(Entries shown begins)

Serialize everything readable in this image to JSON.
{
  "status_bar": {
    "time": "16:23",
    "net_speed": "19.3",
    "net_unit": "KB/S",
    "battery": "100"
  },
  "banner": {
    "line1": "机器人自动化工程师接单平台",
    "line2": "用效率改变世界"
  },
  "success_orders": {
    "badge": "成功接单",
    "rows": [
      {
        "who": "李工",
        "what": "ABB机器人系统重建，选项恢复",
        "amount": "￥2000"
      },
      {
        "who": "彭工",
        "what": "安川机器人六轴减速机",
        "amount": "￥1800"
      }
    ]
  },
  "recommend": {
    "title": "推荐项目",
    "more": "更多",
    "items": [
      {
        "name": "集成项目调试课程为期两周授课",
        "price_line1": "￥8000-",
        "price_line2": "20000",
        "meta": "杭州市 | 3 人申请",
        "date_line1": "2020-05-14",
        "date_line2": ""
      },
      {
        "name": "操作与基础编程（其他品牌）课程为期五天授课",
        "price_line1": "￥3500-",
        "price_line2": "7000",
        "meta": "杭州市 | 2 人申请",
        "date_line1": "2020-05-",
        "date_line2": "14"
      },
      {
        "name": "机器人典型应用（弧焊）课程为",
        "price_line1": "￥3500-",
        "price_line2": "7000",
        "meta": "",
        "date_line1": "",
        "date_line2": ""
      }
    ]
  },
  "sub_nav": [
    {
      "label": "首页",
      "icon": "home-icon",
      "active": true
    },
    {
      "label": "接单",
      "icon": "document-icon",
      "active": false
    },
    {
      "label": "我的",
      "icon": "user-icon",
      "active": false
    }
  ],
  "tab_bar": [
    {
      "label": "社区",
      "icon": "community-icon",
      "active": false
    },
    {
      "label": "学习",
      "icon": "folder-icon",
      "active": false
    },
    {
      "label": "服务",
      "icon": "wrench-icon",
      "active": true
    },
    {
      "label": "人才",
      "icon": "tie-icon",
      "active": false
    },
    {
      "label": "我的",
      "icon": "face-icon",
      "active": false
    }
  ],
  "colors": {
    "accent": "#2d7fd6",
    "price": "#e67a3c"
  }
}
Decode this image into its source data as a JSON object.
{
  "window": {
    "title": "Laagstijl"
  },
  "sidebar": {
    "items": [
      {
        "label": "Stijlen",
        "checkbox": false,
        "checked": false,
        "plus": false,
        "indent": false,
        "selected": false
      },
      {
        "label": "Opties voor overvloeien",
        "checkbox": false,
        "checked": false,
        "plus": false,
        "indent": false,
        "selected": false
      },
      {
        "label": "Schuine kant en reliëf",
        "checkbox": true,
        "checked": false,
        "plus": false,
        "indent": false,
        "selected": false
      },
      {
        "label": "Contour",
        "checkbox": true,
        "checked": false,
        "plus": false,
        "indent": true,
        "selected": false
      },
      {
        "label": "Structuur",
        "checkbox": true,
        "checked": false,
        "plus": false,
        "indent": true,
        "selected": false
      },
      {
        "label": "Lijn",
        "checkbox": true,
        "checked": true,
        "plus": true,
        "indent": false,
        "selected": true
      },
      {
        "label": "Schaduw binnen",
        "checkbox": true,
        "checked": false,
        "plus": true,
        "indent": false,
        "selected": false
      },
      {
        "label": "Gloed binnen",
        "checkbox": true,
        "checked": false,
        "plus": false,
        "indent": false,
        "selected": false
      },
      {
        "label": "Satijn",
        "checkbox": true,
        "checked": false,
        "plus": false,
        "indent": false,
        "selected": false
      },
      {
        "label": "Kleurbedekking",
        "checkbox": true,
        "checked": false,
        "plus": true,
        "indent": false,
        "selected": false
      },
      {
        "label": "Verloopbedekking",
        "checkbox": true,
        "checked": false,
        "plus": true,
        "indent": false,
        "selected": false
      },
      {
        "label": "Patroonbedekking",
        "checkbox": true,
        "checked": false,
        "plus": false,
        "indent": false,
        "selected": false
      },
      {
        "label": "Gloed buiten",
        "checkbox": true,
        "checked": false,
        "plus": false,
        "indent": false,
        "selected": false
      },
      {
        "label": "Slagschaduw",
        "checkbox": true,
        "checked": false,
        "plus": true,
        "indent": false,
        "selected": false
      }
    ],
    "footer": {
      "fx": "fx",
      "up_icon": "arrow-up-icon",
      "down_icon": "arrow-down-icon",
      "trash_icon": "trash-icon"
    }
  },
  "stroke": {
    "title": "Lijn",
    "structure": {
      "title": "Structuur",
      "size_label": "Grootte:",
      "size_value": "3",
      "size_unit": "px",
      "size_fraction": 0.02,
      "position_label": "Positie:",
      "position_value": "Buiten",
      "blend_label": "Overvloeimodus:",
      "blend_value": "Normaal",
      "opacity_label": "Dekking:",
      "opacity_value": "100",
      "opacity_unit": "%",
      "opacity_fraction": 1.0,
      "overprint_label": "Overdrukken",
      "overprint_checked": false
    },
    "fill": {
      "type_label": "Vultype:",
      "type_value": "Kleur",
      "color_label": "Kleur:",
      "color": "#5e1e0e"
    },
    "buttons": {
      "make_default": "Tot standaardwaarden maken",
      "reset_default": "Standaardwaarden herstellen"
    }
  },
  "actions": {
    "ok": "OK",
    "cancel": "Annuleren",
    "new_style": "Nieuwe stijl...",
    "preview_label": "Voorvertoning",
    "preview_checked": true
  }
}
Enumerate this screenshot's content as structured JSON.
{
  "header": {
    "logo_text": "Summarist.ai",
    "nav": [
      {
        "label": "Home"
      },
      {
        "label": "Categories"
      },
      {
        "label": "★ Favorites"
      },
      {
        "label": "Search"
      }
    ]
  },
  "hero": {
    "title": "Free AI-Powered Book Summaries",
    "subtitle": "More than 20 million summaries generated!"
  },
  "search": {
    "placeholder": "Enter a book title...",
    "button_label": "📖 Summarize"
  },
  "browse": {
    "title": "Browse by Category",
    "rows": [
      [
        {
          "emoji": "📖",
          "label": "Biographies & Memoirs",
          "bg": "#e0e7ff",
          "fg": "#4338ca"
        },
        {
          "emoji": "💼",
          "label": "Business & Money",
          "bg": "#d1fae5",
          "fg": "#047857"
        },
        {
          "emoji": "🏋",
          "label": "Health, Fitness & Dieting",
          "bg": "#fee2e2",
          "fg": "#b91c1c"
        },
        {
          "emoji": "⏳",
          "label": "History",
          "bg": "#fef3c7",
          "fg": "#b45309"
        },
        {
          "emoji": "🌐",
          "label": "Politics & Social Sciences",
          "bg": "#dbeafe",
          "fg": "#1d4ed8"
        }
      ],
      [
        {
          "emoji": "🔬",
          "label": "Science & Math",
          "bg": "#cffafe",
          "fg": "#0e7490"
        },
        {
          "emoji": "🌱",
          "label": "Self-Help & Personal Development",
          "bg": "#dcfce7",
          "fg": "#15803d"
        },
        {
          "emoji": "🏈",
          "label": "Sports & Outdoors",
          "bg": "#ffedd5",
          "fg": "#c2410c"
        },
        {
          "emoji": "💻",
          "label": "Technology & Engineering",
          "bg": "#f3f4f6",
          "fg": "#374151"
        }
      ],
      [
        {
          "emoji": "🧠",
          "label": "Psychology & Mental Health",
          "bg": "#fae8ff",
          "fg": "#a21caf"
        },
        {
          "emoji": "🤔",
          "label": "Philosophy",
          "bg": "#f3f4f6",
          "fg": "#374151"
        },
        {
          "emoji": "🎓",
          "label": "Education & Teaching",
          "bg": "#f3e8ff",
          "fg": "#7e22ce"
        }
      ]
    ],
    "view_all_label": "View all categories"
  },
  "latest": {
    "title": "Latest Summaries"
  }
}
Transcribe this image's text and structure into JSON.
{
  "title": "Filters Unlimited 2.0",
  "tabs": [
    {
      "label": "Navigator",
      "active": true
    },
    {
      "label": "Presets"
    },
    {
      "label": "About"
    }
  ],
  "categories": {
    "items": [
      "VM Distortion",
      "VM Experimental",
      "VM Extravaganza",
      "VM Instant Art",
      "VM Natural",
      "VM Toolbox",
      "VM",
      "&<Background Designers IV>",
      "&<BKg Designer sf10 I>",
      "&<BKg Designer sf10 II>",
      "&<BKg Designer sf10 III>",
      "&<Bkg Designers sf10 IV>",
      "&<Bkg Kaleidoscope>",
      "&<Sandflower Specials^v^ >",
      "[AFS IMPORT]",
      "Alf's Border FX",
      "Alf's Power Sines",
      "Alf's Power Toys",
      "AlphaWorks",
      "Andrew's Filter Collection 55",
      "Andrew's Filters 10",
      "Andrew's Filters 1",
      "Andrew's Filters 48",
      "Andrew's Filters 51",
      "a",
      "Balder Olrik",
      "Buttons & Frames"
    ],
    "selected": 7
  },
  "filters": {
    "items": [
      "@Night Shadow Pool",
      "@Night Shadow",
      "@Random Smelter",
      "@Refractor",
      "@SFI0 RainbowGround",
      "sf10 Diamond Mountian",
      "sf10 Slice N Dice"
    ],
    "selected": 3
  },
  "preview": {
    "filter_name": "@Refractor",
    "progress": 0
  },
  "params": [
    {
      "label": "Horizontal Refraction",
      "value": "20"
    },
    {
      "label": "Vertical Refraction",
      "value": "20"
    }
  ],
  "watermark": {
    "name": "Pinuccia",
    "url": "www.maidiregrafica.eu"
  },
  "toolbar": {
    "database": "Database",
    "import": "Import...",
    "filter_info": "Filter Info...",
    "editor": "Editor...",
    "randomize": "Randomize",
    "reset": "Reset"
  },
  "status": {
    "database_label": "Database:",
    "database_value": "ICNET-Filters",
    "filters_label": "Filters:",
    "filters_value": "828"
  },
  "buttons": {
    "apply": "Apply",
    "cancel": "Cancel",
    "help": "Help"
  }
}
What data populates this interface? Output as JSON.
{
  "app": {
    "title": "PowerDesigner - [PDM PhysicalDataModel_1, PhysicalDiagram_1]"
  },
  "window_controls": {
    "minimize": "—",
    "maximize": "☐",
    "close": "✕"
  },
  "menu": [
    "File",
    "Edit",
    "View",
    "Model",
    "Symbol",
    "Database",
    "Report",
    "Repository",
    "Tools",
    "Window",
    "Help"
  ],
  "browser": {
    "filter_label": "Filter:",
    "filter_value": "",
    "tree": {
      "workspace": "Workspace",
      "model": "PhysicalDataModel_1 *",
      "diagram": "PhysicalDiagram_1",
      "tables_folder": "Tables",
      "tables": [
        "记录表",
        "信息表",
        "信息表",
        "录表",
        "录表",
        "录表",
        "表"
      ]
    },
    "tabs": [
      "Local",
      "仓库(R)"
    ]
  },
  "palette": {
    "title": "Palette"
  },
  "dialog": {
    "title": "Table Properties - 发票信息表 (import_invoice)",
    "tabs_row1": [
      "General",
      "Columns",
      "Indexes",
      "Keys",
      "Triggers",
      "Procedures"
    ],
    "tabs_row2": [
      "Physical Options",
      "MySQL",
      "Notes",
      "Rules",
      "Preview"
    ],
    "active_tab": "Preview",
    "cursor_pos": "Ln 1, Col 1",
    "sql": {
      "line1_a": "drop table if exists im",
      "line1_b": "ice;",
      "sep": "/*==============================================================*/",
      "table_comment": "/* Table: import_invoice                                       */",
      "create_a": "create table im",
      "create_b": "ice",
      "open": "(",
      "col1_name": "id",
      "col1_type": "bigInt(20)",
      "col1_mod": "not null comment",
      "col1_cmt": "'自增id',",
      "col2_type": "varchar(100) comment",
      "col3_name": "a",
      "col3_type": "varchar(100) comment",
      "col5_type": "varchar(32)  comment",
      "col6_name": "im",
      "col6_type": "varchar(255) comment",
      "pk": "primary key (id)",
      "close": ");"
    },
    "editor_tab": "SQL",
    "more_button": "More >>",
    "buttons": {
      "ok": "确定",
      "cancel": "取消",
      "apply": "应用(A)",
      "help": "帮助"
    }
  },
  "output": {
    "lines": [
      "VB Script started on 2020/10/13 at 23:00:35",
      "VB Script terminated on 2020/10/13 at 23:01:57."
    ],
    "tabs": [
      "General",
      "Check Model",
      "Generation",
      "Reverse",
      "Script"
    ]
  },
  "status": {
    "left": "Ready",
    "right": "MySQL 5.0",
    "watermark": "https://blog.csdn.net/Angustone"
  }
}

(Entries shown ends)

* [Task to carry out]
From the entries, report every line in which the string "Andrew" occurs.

* [Answer area]
      "Andrew's Filter Collection 55",
      "Andrew's Filters 10",
      "Andrew's Filters 1",
      "Andrew's Filters 48",
      "Andrew's Filters 51",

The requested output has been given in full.